My Preschooler Has Her Own Instagram
A decade ago, I read the first 3 books of Scott Westerfeld’s Uglies series. This young adult sci-fi series follows a teenage protagonist who flees the city to escape the cosmetic surgery all teens undergo at age 16 to become “Pretties.” The books were engrossing; I was in my early 20s, and I connected deeply to Westerfeld’s vital commentary on beauty standards, the pressure to conform, and how hard it’s becoming to live authentically.
Then I got to the 4th book: Extras. Extras is set in future Japan, where citizens use a “reputation economy.” Everyone has a face rank, which measures their popularity, and if you know someone’s name, you can check their feed to see how popular they are. The premise is reminiscent of the fantastic Black Mirror episode Nosedive, but Westerfeld published it back in 2007.
At the time, I couldn’t get through Extras. The premise, to me, seemed so ridiculous. Too ridiculous to even consider. Everyone trying to make their livelihoods through fame? No way.
I was wrong.
Today, 11 years after Extras was published, my 4-year-old has her own Instagram, and I think about that book all the time. I think how, over and over, the unfathomable becomes real; how sci-fi writers are prophets; how we seem powerless to stop technology, as it reshapes society, changes what it means to be a human in this world.
My brother, mom and I mostly communicate through a group Facebook message. Today, my brother messaged to tell us he’d just made his niece, my daughter, her own Instagram page. He gave my husband, mom and I all the password, so we could control it as well.
“What’s the endgame?” I asked. And we got in a discussion of the possibilities Instagram can, rarely, present.
My mom can certainly find her way around the internet, but she’s bewildered by the idea that someone you don’t know might follow you. (I envy her. Ignorance sounds blissful, when it comes to the idea of social media fame.)

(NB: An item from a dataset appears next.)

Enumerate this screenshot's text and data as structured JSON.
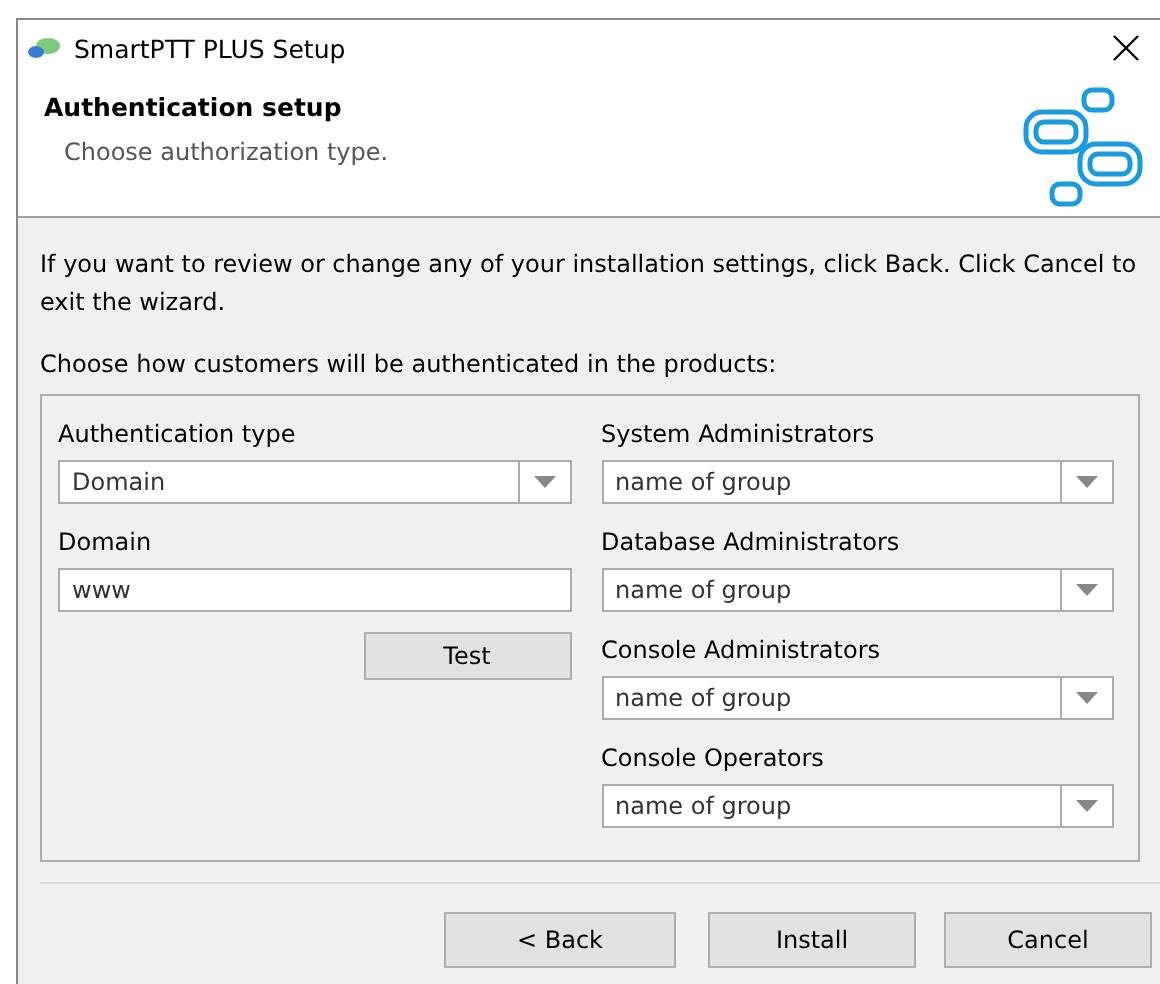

So my brother and I filled her in about Instagram influencers. I showed her Christine Look’s super-interesting Medium piece How I Made a Living with an Instagram Famous Cat. Christine details how companies pay her $1,800 to $7,000 to post her cat with a product. (Her cat is indeed ridiculously adorable.)
Is this what my brother’s attempting with my daughter’s new account?
No, he says it’s just a placeholder: reserving her name now in case she wants to use it when she gets older. (Ohhhh, like reserving the Gmail address for your future married name, just in case, even though you seriously just started dating…. oh, or was that just me?)
Selling Pieces of Her Childhood
I shelter her from screens, but the whole world can watch our home movies.
Right now, my Instagram is almost entirely pictures of my daughter and her art. She’s already all over the internet. But she’s not involved in it; she doesn’t know about likes; that’s very intentional on my part.
The most my 4-year-old ever hears about her online presence is when a grownup she knows tells her, IRL, they saw some photo or video of her. Sometimes they phrase it in a confusing way:
“I love those ballerina drawings you did,” when she never showed that person her art before.
Each time, I quickly explain to her that I was so proud of her and showed her art off online. This makes her happy. She’s proud of herself too.
It’s a recent thing, but she wants me to take a photo of every piece of art she creates now. Her art is seriously advanced, and I imagine her being a visual artist into adulthood and what a treasure it will be to have a record of her progress (without keeping too much of the massive stacks of paper we’ve accumulated). So I’m glad we’re taking photos. But…
I daydream often about if my family had some sort of full-time steady income, completely unattached to online clicks or likes. What freedom to think about a precious video of my kid only as a family keepsake and not as a possible revenue stream.
In my piece Living in the Moment, or Living for the Photo?, one of the things I touch on is “mommy blogger” Katie Bower, who got flack for posting on her son’s birthday about how sad she is that photos of him get the least likes of all her children.
Luckily, I only have one kid. But, really, with or without my help, I don’t want my kid’s feelings to ever be tied up in how many likes she gets. This feels less and less avoidable, as more of our life goes online, and the gig economy forces every bit of us to be available for consumption.
Right now, my kid is blissfully unaware of all of this.
I am so freaking proud of her. But when I speak to her, I try to remember to replace the words, “I’m proud of you” with, “I think you should feel really proud of yourself. Do you?” My thought process is I want her self-esteem to come from inside, not from anywhere external. I want to nudge her towards self-love, always letting her know how much I love her, but hoping her strength doesn’t come from me, or from strangers, but from deep inside.
Here’s something else you’ll enjoy: